What It Is: A $20-per-month subscription video service featuring live sports and entertainment channels you’d ordinarily be able to watch only with a pricier cable subscription. Live programming can be watched on any iOS, Android, Mac, or PC device, or alternatively on television sets equipped with Roku or Amazon Fire TV. A handful of extra packages — sports, kids, news, etc. — let you expand your channel lineup for an additional $5 per month each.
Why We Like It: Aside from the obvious reduction in our monthly television bill, we like the flexibility of devices and channel lineup it offers. For example, of the 20 channels currently included, we can watch the final season of Mad Men on AMC, as well as all of the NBA coverage carried regularly on ESPN and TNT — we’re no longer limited to just the national games broadcast over the air on Sunday afternoons. Plus, we can tune in while traveling for work or vacation, though you can only watch on one device at a time. The video is, for the most part, clear and buffers quickly on a high-speed internet connection; it was equally sharp in the New York City area on Verizon FiOS with a 50 Mbps download speed as it was in rural upstate New York on a far slower connection — measured at just 4.13 Mbps on a speed test.

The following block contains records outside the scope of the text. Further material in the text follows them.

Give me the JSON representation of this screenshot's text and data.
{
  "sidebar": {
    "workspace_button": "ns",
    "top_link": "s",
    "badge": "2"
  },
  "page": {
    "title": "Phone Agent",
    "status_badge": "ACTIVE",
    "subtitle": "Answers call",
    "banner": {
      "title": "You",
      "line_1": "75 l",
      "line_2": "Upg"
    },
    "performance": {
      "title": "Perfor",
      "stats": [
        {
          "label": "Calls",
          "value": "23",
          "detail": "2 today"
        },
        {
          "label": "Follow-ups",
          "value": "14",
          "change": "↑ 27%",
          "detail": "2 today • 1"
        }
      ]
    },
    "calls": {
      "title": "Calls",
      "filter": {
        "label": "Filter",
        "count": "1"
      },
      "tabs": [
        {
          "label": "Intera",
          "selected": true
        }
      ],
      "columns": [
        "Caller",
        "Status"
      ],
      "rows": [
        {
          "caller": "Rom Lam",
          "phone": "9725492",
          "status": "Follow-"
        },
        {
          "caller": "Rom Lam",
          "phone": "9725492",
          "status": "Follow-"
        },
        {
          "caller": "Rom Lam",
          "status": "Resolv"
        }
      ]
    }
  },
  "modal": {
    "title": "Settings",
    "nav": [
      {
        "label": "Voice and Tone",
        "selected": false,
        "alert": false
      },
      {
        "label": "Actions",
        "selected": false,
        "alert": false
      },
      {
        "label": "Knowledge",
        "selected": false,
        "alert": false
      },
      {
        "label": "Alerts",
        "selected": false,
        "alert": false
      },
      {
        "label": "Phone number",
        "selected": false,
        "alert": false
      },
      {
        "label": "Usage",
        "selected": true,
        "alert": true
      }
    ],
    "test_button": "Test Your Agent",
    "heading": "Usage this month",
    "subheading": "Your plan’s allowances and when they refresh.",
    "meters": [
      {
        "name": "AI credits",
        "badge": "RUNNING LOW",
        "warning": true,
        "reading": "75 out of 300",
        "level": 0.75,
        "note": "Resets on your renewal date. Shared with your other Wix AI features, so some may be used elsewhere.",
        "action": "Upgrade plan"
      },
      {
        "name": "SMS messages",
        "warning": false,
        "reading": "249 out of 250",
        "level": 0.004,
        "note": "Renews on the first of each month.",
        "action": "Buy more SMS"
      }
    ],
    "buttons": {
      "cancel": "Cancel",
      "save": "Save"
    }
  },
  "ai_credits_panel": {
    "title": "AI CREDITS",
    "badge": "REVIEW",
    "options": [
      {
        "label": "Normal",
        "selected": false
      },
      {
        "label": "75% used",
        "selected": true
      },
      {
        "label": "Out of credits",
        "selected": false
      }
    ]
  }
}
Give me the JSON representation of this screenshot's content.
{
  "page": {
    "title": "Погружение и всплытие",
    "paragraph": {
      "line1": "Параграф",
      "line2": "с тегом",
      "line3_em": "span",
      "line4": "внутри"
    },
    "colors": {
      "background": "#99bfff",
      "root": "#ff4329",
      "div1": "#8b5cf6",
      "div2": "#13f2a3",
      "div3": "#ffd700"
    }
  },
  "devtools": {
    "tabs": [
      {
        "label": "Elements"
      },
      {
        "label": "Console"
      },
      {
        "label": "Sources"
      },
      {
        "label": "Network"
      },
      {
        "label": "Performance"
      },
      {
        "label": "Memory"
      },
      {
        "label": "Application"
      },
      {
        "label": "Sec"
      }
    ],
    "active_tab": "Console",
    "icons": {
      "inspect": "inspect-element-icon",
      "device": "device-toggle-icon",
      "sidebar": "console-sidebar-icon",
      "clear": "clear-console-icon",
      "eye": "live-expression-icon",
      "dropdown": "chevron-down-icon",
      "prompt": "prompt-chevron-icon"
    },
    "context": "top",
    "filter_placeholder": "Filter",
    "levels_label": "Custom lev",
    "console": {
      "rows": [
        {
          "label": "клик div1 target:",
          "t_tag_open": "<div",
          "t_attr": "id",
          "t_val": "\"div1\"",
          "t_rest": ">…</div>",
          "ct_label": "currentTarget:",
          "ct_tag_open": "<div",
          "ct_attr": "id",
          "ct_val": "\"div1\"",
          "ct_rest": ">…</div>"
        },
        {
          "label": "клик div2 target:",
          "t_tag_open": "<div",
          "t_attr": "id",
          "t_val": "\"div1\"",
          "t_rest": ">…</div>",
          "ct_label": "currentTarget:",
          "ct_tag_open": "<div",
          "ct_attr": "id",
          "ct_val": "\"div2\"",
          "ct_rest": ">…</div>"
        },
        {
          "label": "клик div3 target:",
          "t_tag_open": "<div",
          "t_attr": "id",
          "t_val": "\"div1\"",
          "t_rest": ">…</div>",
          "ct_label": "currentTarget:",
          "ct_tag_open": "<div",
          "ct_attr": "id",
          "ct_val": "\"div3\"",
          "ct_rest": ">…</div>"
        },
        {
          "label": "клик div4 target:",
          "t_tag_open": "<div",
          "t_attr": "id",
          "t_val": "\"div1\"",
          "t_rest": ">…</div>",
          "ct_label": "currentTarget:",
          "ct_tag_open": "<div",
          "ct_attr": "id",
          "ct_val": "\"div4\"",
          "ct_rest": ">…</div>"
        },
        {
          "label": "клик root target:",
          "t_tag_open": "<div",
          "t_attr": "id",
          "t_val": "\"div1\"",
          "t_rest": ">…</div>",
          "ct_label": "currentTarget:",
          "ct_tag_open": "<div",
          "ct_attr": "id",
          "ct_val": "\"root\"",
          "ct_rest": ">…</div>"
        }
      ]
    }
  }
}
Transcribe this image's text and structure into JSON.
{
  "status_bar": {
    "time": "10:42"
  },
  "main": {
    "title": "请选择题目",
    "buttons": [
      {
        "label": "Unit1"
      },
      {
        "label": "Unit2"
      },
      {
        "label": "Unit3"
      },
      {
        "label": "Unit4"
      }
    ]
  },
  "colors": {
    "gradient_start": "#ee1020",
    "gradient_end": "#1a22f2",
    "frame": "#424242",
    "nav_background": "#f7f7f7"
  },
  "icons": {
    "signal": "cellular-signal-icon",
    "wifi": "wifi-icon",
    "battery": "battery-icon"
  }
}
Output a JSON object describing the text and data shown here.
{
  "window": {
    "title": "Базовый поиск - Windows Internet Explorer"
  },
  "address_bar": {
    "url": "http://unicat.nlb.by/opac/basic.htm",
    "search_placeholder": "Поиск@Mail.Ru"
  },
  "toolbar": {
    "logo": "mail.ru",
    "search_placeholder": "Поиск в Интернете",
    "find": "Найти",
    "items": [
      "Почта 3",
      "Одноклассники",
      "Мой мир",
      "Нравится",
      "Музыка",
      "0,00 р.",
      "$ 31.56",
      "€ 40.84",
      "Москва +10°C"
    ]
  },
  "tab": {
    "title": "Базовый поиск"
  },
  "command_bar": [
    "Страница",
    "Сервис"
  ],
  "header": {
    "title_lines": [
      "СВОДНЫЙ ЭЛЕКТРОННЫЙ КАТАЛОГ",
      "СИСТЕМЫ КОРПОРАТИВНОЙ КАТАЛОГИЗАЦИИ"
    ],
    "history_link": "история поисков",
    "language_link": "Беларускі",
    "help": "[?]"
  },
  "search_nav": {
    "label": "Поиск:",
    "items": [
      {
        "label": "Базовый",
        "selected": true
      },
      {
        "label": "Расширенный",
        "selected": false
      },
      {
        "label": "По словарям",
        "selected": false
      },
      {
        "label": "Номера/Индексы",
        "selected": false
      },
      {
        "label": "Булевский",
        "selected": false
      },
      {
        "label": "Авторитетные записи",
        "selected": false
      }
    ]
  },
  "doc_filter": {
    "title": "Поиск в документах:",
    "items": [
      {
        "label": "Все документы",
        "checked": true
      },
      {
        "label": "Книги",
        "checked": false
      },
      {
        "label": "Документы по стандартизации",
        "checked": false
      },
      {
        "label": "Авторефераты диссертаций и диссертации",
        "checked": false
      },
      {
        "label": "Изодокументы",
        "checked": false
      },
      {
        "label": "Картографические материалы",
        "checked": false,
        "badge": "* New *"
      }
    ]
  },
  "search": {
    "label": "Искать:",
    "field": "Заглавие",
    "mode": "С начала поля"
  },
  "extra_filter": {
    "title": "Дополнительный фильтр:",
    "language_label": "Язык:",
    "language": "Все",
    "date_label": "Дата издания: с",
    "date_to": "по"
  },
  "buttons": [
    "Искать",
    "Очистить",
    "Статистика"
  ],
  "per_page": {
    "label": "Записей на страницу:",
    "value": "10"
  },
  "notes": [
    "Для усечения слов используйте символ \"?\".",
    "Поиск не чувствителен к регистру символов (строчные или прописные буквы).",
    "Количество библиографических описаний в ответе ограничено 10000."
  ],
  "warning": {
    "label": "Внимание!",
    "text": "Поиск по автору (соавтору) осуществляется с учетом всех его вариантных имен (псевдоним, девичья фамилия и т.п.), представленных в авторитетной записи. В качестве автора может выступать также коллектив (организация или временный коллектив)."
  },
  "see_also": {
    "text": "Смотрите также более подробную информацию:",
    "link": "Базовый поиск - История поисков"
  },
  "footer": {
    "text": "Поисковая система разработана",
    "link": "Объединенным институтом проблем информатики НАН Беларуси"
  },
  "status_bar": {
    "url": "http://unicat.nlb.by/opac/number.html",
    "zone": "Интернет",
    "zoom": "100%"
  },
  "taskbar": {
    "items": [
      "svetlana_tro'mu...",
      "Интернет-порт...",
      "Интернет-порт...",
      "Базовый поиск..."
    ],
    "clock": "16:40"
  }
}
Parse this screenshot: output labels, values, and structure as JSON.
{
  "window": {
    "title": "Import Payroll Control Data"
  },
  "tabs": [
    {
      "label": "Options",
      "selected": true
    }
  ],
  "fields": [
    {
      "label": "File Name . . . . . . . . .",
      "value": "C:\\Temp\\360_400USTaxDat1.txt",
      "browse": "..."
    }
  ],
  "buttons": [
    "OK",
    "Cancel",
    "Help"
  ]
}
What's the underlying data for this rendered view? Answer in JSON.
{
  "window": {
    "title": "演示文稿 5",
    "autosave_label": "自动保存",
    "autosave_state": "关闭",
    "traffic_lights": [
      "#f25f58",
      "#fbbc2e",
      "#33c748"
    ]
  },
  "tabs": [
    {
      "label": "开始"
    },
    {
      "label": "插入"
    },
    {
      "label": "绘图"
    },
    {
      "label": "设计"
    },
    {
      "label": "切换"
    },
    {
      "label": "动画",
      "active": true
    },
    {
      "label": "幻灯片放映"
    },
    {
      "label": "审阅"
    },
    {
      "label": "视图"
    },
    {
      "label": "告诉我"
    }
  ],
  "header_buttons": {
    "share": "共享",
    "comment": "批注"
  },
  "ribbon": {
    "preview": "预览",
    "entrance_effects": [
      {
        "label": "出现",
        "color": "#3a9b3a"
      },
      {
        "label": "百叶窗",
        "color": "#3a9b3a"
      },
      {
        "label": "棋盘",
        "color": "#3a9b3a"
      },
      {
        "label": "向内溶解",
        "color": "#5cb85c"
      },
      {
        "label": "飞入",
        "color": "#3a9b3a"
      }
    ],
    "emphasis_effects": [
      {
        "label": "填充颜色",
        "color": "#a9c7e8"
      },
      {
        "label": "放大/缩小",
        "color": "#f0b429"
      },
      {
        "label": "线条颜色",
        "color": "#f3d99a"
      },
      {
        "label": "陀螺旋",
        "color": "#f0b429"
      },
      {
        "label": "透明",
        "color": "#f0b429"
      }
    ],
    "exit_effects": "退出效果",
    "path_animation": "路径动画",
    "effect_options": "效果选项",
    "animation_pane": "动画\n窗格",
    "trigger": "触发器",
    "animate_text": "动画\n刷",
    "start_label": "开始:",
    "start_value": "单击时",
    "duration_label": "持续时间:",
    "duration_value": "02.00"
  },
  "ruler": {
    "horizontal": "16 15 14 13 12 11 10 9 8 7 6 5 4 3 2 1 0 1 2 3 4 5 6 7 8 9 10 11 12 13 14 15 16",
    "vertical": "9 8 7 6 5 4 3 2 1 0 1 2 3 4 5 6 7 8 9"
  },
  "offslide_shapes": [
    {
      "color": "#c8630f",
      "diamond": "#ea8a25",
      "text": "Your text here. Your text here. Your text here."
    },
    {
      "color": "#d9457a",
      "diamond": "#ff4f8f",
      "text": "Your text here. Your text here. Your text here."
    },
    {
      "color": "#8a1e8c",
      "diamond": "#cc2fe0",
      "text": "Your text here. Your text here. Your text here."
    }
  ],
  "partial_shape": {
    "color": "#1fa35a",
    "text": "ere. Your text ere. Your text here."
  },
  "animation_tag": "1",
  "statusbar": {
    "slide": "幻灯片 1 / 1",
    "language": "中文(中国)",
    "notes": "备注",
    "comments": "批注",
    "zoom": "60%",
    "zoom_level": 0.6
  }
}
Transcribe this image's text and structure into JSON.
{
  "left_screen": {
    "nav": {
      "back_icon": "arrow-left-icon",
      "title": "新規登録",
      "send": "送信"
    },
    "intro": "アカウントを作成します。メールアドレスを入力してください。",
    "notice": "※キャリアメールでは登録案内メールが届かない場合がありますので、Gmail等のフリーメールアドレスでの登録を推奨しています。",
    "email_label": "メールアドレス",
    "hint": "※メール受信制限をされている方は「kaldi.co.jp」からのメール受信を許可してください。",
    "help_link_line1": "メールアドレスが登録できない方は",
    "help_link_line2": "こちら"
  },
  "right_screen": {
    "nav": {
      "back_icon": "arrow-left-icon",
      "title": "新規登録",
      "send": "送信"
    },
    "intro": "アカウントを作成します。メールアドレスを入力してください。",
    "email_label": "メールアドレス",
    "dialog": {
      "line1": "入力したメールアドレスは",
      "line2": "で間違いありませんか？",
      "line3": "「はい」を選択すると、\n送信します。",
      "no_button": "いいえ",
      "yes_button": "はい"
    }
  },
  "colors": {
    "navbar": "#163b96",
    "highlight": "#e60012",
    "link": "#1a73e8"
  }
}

Nitpick: The service currently isn’t available for Apple TV nor as a built-in app on many smart TVs like the Sony we tested it on. (The company says it’s coming soon to Samsung and LG smart TVs.) So, you do need another device like Xbox One, Roku, or Amazon Fire TV — each company’s “stick” works, though. Plus, the video isn’t as crisp as broadcast signals picked up with an antenna, especially for hoops: The image is darker and contrasty, while the players’ fast-paced motions just seem a little more jarring and unnatural. That same effect will give you a headache if you try to read the scrolling ticker at the bottom of a news or sports channel. Neither annoyance, however, was enough to dissuade us from shelling out the monthly fee.
[From $20 per month; sling.com]